Of course, in negotiations both sides need to weigh the costs and benefits. In those early negotiations we won some battles and we lost some battles, but the working lives of teachers and the learning lives of students improved. None of us felt we were being paid what we deserved and the school board members on the other side of the table always felt they were paying too much, but most of the time a reasonable compromise was reached.
I vividly recall an angry exchange with a school board member, who leaned across the negotiating table, waggled a finger in my face and screamed at me, “When I was in first grade we had 67 kids in my first grade class and I turned out all right.” I resisted indicating to him that his anger issues might be a demonstration that he had not turned out all right and instead cited for him the research I had done on the impact of class size.

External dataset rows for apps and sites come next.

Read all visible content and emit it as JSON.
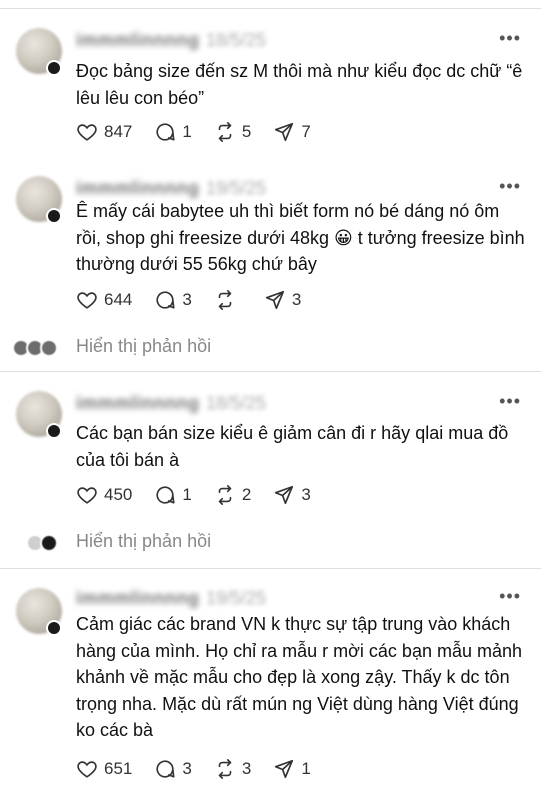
{
  "colors": {
    "text": "#111111",
    "muted": "#888888",
    "divider": "#e0e0e0"
  },
  "icons": {
    "like": "heart-icon",
    "reply": "comment-icon",
    "repost": "repost-icon",
    "share": "send-icon",
    "more": "more-horizontal-icon"
  },
  "posts": [
    {
      "username": "immmlinnnng",
      "date": "18/5/25",
      "more": "•••",
      "text": "Đọc bảng size đến sz M thôi mà như kiểu đọc dc chữ “ê lêu lêu con béo”",
      "likes": "847",
      "replies": "1",
      "reposts": "5",
      "shares": "7"
    },
    {
      "username": "immmlinnnng",
      "date": "19/5/25",
      "more": "•••",
      "text": "Ê mấy cái babytee uh thì biết form nó bé dáng nó ôm rồi, shop ghi freesize dưới 48kg 😀 t tưởng freesize bình thường dưới 55 56kg chứ bây",
      "likes": "644",
      "replies": "3",
      "reposts": "",
      "shares": "3",
      "show_replies": "Hiển thị phản hồi"
    },
    {
      "username": "immmlinnnng",
      "date": "18/5/25",
      "more": "•••",
      "text": "Các bạn bán size kiểu ê giảm cân đi r hãy qlai mua đồ của tôi bán à",
      "likes": "450",
      "replies": "1",
      "reposts": "2",
      "shares": "3",
      "show_replies": "Hiển thị phản hồi"
    },
    {
      "username": "immmlinnnng",
      "date": "19/5/25",
      "more": "•••",
      "text": "Cảm giác các brand VN k thực sự tập trung vào khách hàng của mình. Họ chỉ ra mẫu r mời các bạn mẫu mảnh khảnh về mặc mẫu cho đẹp là xong zậy. Thấy k dc tôn trọng nha. Mặc dù rất mún ng Việt dùng hàng Việt đúng ko các bà",
      "likes": "651",
      "replies": "3",
      "reposts": "3",
      "shares": "1"
    }
  ]
}
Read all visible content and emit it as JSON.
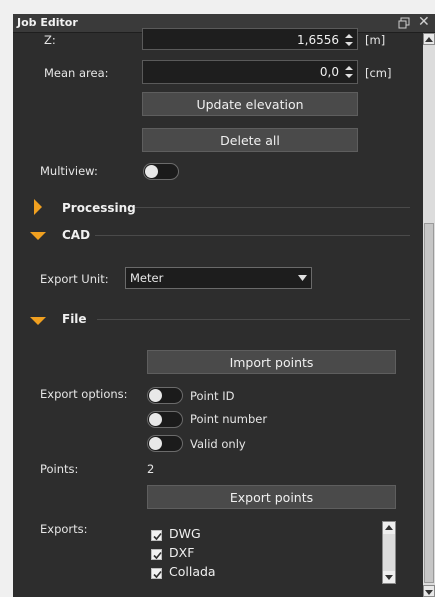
{
  "window": {
    "title": "Job Editor"
  },
  "z": {
    "label": "Z:",
    "value": "1,6556",
    "unit": "[m]"
  },
  "mean_area": {
    "label": "Mean area:",
    "value": "0,0",
    "unit": "[cm]"
  },
  "buttons": {
    "update_elevation": "Update elevation",
    "delete_all": "Delete all",
    "import_points": "Import points",
    "export_points": "Export points"
  },
  "multiview": {
    "label": "Multiview:",
    "enabled": false
  },
  "sections": {
    "processing": "Processing",
    "cad": "CAD",
    "file": "File"
  },
  "export_unit": {
    "label": "Export Unit:",
    "value": "Meter"
  },
  "export_options": {
    "label": "Export options:",
    "items": [
      {
        "label": "Point ID",
        "enabled": false
      },
      {
        "label": "Point number",
        "enabled": false
      },
      {
        "label": "Valid only",
        "enabled": false
      }
    ]
  },
  "points": {
    "label": "Points:",
    "value": "2"
  },
  "exports": {
    "label": "Exports:",
    "items": [
      {
        "label": "DWG",
        "checked": true
      },
      {
        "label": "DXF",
        "checked": true
      },
      {
        "label": "Collada",
        "checked": true
      }
    ]
  },
  "colors": {
    "panel_bg": "#2d2d2d",
    "accent": "#f0a020",
    "button_bg": "#4a4a4a"
  },
  "icons": [
    "restore-icon",
    "close-icon",
    "chevron-right-icon",
    "chevron-down-icon",
    "dropdown-arrow-icon",
    "checkbox-checked-icon"
  ]
}
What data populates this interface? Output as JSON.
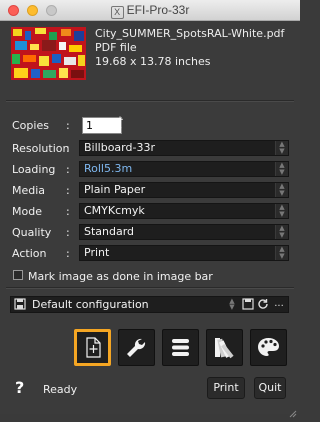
{
  "window": {
    "title": "EFI-Pro-33r"
  },
  "file": {
    "name": "City_SUMMER_SpotsRAL-White.pdf",
    "type": "PDF file",
    "size": "19.68 x 13.78 inches"
  },
  "form": {
    "copies": {
      "label": "Copies",
      "value": "1"
    },
    "resolution": {
      "label": "Resolution",
      "value": "Billboard-33r"
    },
    "loading": {
      "label": "Loading",
      "value": "Roll5.3m"
    },
    "media": {
      "label": "Media",
      "value": "Plain Paper"
    },
    "mode": {
      "label": "Mode",
      "value": "CMYKcmyk"
    },
    "quality": {
      "label": "Quality",
      "value": "Standard"
    },
    "action": {
      "label": "Action",
      "value": "Print"
    },
    "colon": ":",
    "mark_label": "Mark image as done in image bar",
    "mark_checked": false
  },
  "configuration": {
    "value": "Default configuration",
    "more": "..."
  },
  "toolbar": {
    "items": [
      "document-icon",
      "wrench-icon",
      "list-icon",
      "swatch-fan-icon",
      "palette-icon"
    ],
    "active_index": 0
  },
  "footer": {
    "help": "?",
    "status": "Ready",
    "print_label": "Print",
    "quit_label": "Quit"
  },
  "colors": {
    "accent": "#f5a623",
    "field_bg": "#1e1e1e",
    "window_bg": "#3b3b3b",
    "blue_value": "#7fb8f0"
  }
}
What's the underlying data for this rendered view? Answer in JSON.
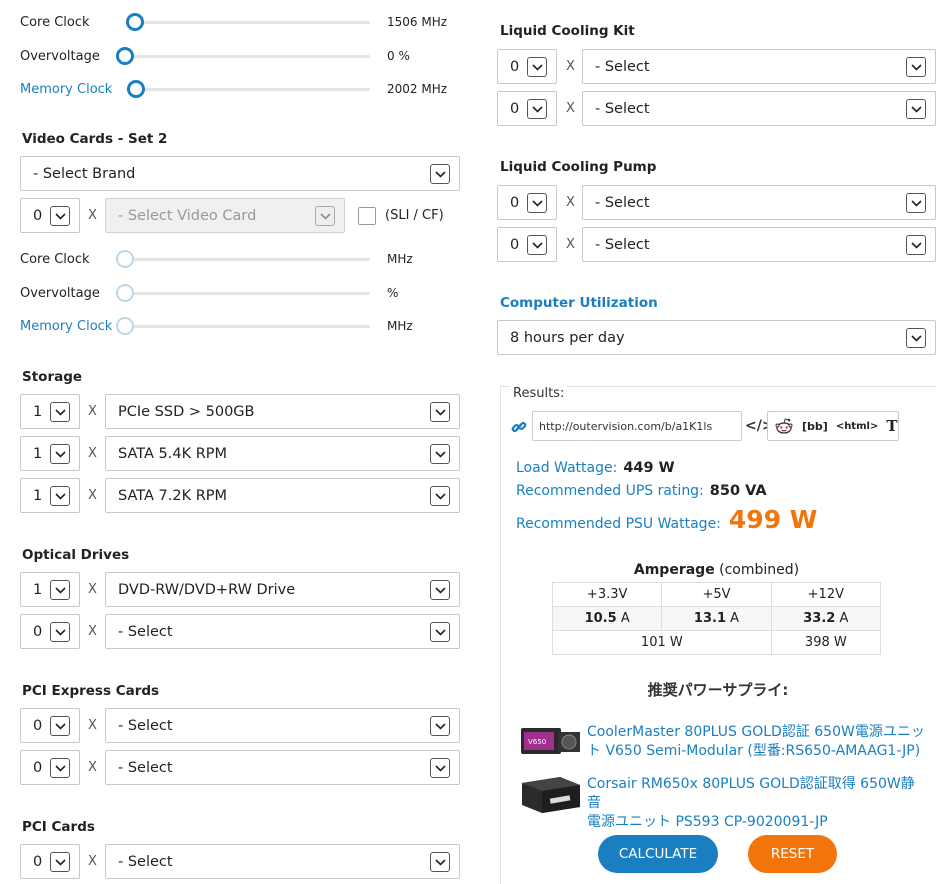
{
  "set1_sliders": {
    "core_clock": {
      "label": "Core Clock",
      "value": "1506 MHz"
    },
    "overvoltage": {
      "label": "Overvoltage",
      "value": "0 %"
    },
    "memory_clock": {
      "label": "Memory Clock",
      "value": "2002 MHz"
    }
  },
  "video_cards_set2": {
    "heading": "Video Cards - Set 2",
    "brand": "- Select Brand",
    "qty": "0",
    "x": "X",
    "card": "- Select Video Card",
    "sli_label": "(SLI / CF)",
    "core_clock": {
      "label": "Core Clock",
      "unit": "MHz"
    },
    "overvoltage": {
      "label": "Overvoltage",
      "unit": "%"
    },
    "memory_clock": {
      "label": "Memory Clock",
      "unit": "MHz"
    }
  },
  "storage": {
    "heading": "Storage",
    "rows": [
      {
        "qty": "1",
        "x": "X",
        "value": "PCIe SSD > 500GB"
      },
      {
        "qty": "1",
        "x": "X",
        "value": "SATA 5.4K RPM"
      },
      {
        "qty": "1",
        "x": "X",
        "value": "SATA 7.2K RPM"
      }
    ]
  },
  "optical": {
    "heading": "Optical Drives",
    "rows": [
      {
        "qty": "1",
        "x": "X",
        "value": "DVD-RW/DVD+RW Drive"
      },
      {
        "qty": "0",
        "x": "X",
        "value": "- Select"
      }
    ]
  },
  "pcie": {
    "heading": "PCI Express Cards",
    "rows": [
      {
        "qty": "0",
        "x": "X",
        "value": "- Select"
      },
      {
        "qty": "0",
        "x": "X",
        "value": "- Select"
      }
    ]
  },
  "pci": {
    "heading": "PCI Cards",
    "rows": [
      {
        "qty": "0",
        "x": "X",
        "value": "- Select"
      }
    ]
  },
  "liquid_kit": {
    "heading": "Liquid Cooling Kit",
    "rows": [
      {
        "qty": "0",
        "x": "X",
        "value": "- Select"
      },
      {
        "qty": "0",
        "x": "X",
        "value": "- Select"
      }
    ]
  },
  "liquid_pump": {
    "heading": "Liquid Cooling Pump",
    "rows": [
      {
        "qty": "0",
        "x": "X",
        "value": "- Select"
      },
      {
        "qty": "0",
        "x": "X",
        "value": "- Select"
      }
    ]
  },
  "utilization": {
    "heading": "Computer Utilization",
    "value": "8 hours per day"
  },
  "results": {
    "legend": "Results:",
    "url": "http://outervision.com/b/a1K1ls",
    "share_bb": "[bb]",
    "share_html": "<html>",
    "share_text": "T",
    "load_label": "Load Wattage:",
    "load_value": "449 W",
    "ups_label": "Recommended UPS rating:",
    "ups_value": "850 VA",
    "psu_label": "Recommended PSU Wattage:",
    "psu_value": "499 W",
    "amperage_bold": "Amperage",
    "amperage_rest": "(combined)",
    "rails": [
      "+3.3V",
      "+5V",
      "+12V"
    ],
    "amps": [
      {
        "num": "10.5",
        "unit": "A"
      },
      {
        "num": "13.1",
        "unit": "A"
      },
      {
        "num": "33.2",
        "unit": "A"
      }
    ],
    "watts_low": "101 W",
    "watts_12v": "398 W",
    "recommend_heading": "推奨パワーサプライ:",
    "products": [
      {
        "line1": "CoolerMaster 80PLUS GOLD認証 650W電源ユニッ",
        "line2": "ト V650 Semi-Modular (型番:RS650-AMAAG1-JP)"
      },
      {
        "line1": "Corsair RM650x 80PLUS GOLD認証取得 650W静音",
        "line2": "電源ユニット PS593 CP-9020091-JP"
      }
    ],
    "calculate": "CALCULATE",
    "reset": "RESET"
  },
  "colors": {
    "blue": "#1a7fc1",
    "orange": "#f2750c",
    "button_blue": "#1a7fc1",
    "button_orange": "#f2750c"
  },
  "icons": [
    "link-icon",
    "code-icon",
    "reddit-icon",
    "chevron-down-icon",
    "checkbox-icon"
  ]
}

I don’t think there is one parent out there who would champion first-grade class sizes approaching 67. Collective bargaining has worked to improve working conditions for teachers for sure, but it has also worked to insure good learning conditions for kids.
Of course, teacher unions are for better working conditions, better salaries and better benefits for their members. This does not make them evil; it means they are doing their jobs. Have they made missteps? Sure. Are compromises necessary? Yes. Is public education better off because of unionization? Yes.

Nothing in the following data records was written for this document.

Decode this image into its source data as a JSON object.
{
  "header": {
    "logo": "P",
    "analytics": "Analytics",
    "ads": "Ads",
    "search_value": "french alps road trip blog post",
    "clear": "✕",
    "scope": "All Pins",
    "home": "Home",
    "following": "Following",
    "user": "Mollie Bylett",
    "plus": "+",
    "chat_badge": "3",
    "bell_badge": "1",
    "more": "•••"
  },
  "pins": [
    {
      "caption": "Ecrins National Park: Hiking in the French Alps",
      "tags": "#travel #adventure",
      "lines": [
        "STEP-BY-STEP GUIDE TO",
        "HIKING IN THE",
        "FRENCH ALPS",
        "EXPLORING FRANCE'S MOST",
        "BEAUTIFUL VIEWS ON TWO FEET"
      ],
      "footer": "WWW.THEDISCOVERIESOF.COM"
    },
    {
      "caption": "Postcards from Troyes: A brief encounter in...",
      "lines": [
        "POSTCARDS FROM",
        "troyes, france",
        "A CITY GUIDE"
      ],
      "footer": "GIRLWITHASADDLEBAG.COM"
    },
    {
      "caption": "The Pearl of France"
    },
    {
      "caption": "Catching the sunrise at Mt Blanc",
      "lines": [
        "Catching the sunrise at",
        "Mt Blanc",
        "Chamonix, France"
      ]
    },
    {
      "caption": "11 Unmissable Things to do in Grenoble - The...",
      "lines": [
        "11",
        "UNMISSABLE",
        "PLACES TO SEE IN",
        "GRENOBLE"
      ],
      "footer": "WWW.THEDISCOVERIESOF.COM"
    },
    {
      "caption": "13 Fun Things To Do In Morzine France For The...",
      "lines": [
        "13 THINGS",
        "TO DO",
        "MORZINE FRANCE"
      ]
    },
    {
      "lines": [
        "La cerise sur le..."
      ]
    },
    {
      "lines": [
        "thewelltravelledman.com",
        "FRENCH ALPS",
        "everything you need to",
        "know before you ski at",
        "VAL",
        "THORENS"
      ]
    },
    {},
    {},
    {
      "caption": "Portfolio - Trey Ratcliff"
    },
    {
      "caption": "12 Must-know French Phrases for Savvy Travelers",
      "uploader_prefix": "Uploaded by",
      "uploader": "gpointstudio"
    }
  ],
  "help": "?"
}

It is interesting that most of our highest achieving states in terms of education are strongly unionized, while many of our lowest achieving states are not. As Matthew DeCarlo, of the Shanker Institute, has demonstrated in an article in the Washington Post, when we look at states rankings in terms of National Assessment of Educational Progress (NAEP) scores of the 10 states without negotiated teacher contracts
only one (Virginia) has an average rank above the median, while four are in the bottom 10, and seven are in the bottom 15. These data make it very clear that states without binding teacher contracts are not doing better, and the majority are actually among the lowest performers in the nation.
Meanwhile, DeCarlo says, states with strong union contracts do well.
In contrast, nine of the 10 states with the highest average ranks are high coverage [union contract] states, including Massachusetts, which has the highest average score on all four tests.
DeCarlo asserts that there are many factors other than strong union contracts that impact achievement, but at the very least this data would indicate that teacher unions are far from “the single most destructive force in public education.”
The single most destructive force in public education is income inequity. Poverty has a devastating impact on a child’s educational achievement. With 25% of school children living in poverty, it is small wonder public education is struggling in impoverished areas.
The second most destructive force in public education is politicians and corporate education reformers who wish to ignore income inequity and blame teachers unions for the problems in public education. Teachers, and their unions, want a strong viable system of public education. We would like politicians and well- financed reformers to work with us and stop threatening to punch us.